GASSAWAY - If Bill Looney were a baseball player, he would be in the ninth inning of a game in which he'd already hit six home runs.
Looney, 66, of Amma, has caught 106 muskellunge so far this year. That's a lifetime's worth of muskies for average anglers, and two or three seasons' worth even for the best ones.
It's even a lot for Looney, a retiree who lives close by the Elk River - arguably West Virginia's best muskie stream - and can go fishing pretty much anytime he likes.
"Up to now, the best year I had was last year, when I caught 52 muskies," Looney said as he prepared to launch his boat for yet another day on the Elk. "I thought that was a lot. But then I got off to a really fast start this year and realized 100 might be in reach."
"Fast start" is probably an understatement. Looney caught his first muskie of 2012 on Jan. 4. By the end of February he had landed 29.
"We had really mild weather all last winter, and that definitely helped," he said. "But I would have been out there even if the weather had been worse. I worked outside in construction for 35 years in all kinds of conditions. I don't pay much attention to weather."
When spring came and Looney kept catching fish, he started thinking about trying for 100. He said two people contributed greatly to his decision.
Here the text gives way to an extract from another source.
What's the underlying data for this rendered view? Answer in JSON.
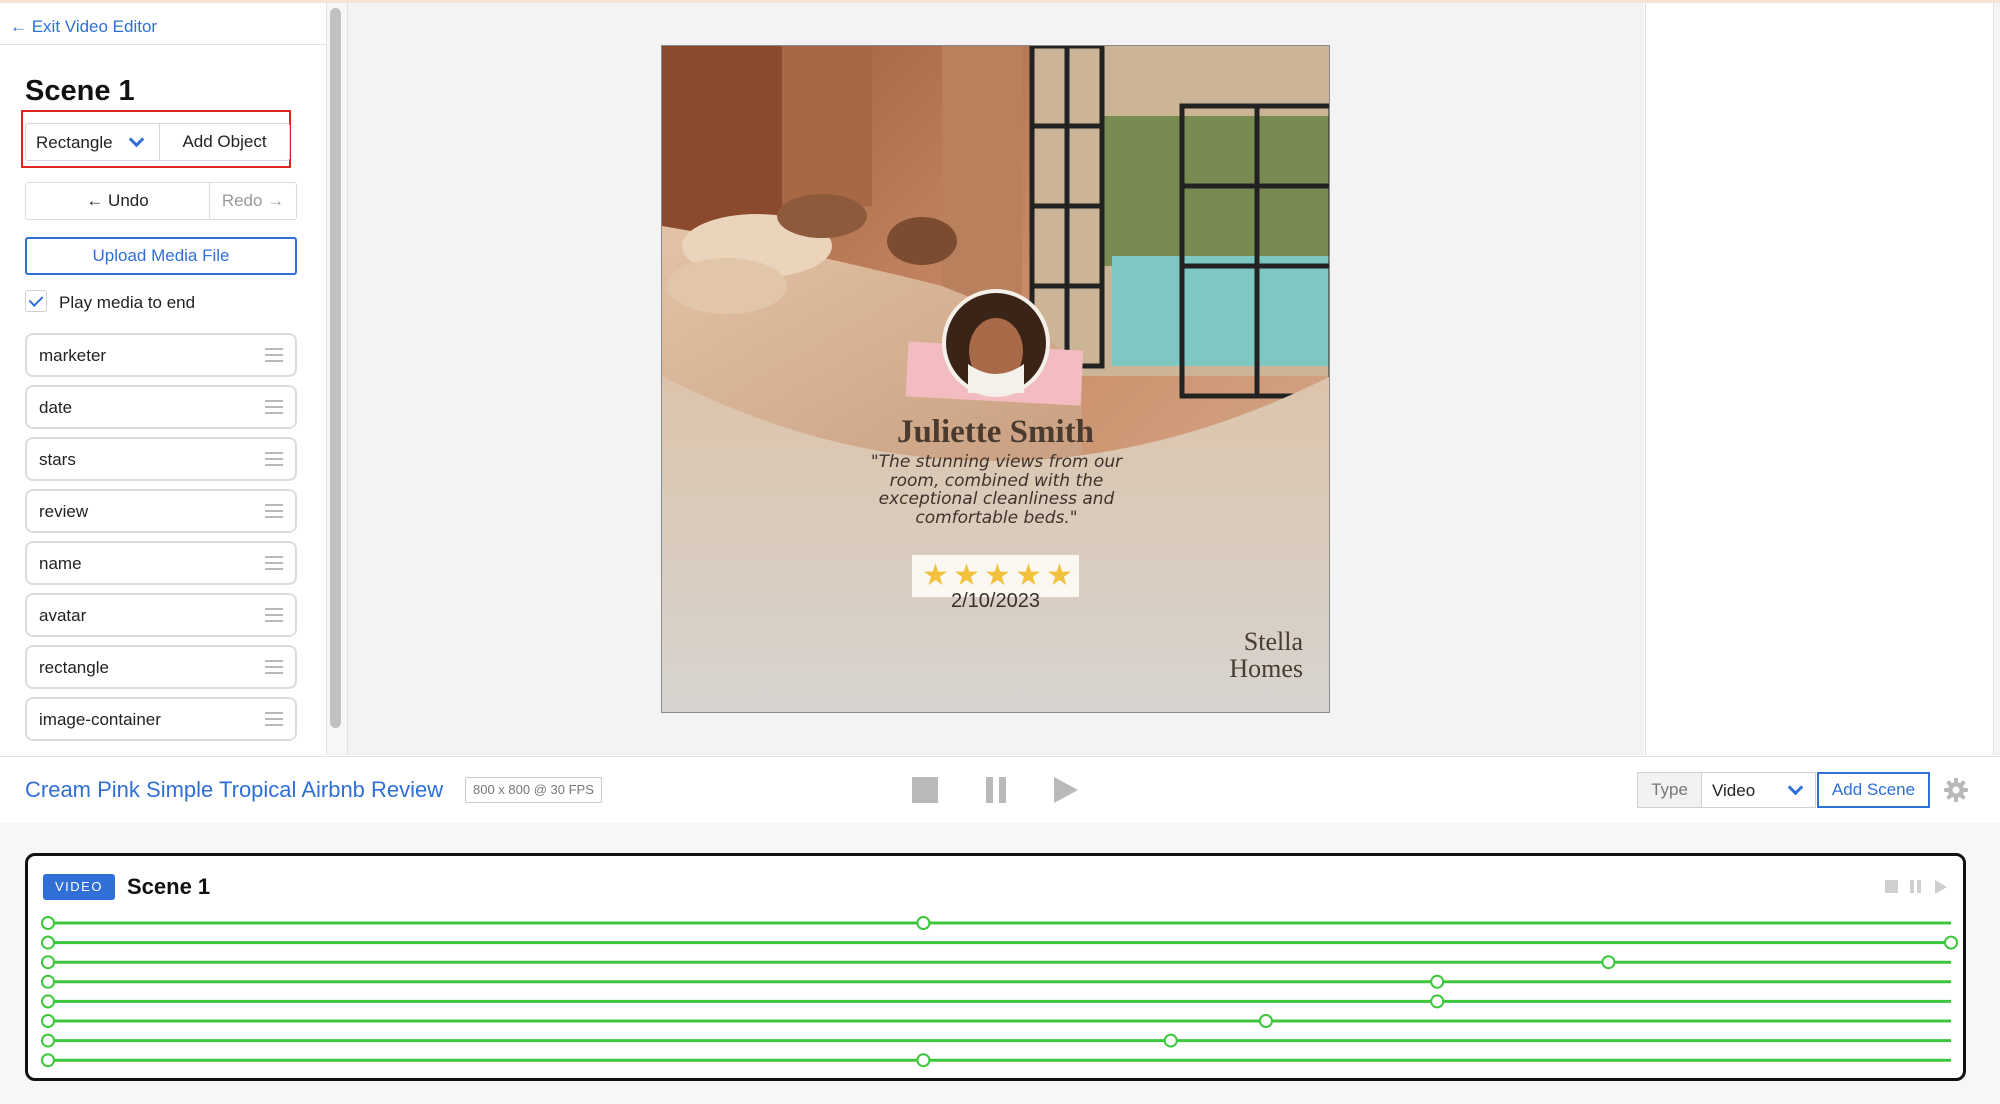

"My wife, Ruth, is a very understanding woman," he said. "She understands how important fishing is to me, and she encouraged me. Also, my friend and fishing buddy Donnie Powell introduced me to some new water, and we started catching all kinds of fish there."
Looney reached his goal on Nov. 14, with a 34-inch fish that, like all the others he caught during the year, was measured, photographed and promptly released. In reality, he caught his 100th several weeks earlier, but the only ones he "officially" counted were those that met the state "keeper-sized" minimum of 30 inches.
"Counting the little ones, I have 122 right now," he said.
Landing any decent-sized muskie is memorable, but two of this year's catches were especially so.
"I had fished all day, trolling and casting, and I hadn't done much good," Looney recalled about one particular fish, a true trophy.
"I thought I'd throw one last cast and then head for the truck. The fish struck, and when I got the rod up I thought, 'My, forever. This is a good fish!' It jumped clear of the water three times before I landed it. I measured it at 48 inches, with a 27-inch girth. It probably weighed 35 to 40 pounds."
Looney's other memorable fish was the largest he ever caught in West Virginia.
"The day before I caught this fish, I had nine muskies on and landed six. Five of those were over 40 inches and the other was 39," he said. "The next morning, I went to Burnsville Lake and started trolling near the dam.
"I hadn't been trolling long when I got a strike on one of my rods. I saw the fish's head come up and break the water and I thought, 'That's a big one.' I fought it for quite a while. It jumped twice, once almost all the way out of the water and the other about halfway out. By the time I got it into the net, I was shaking."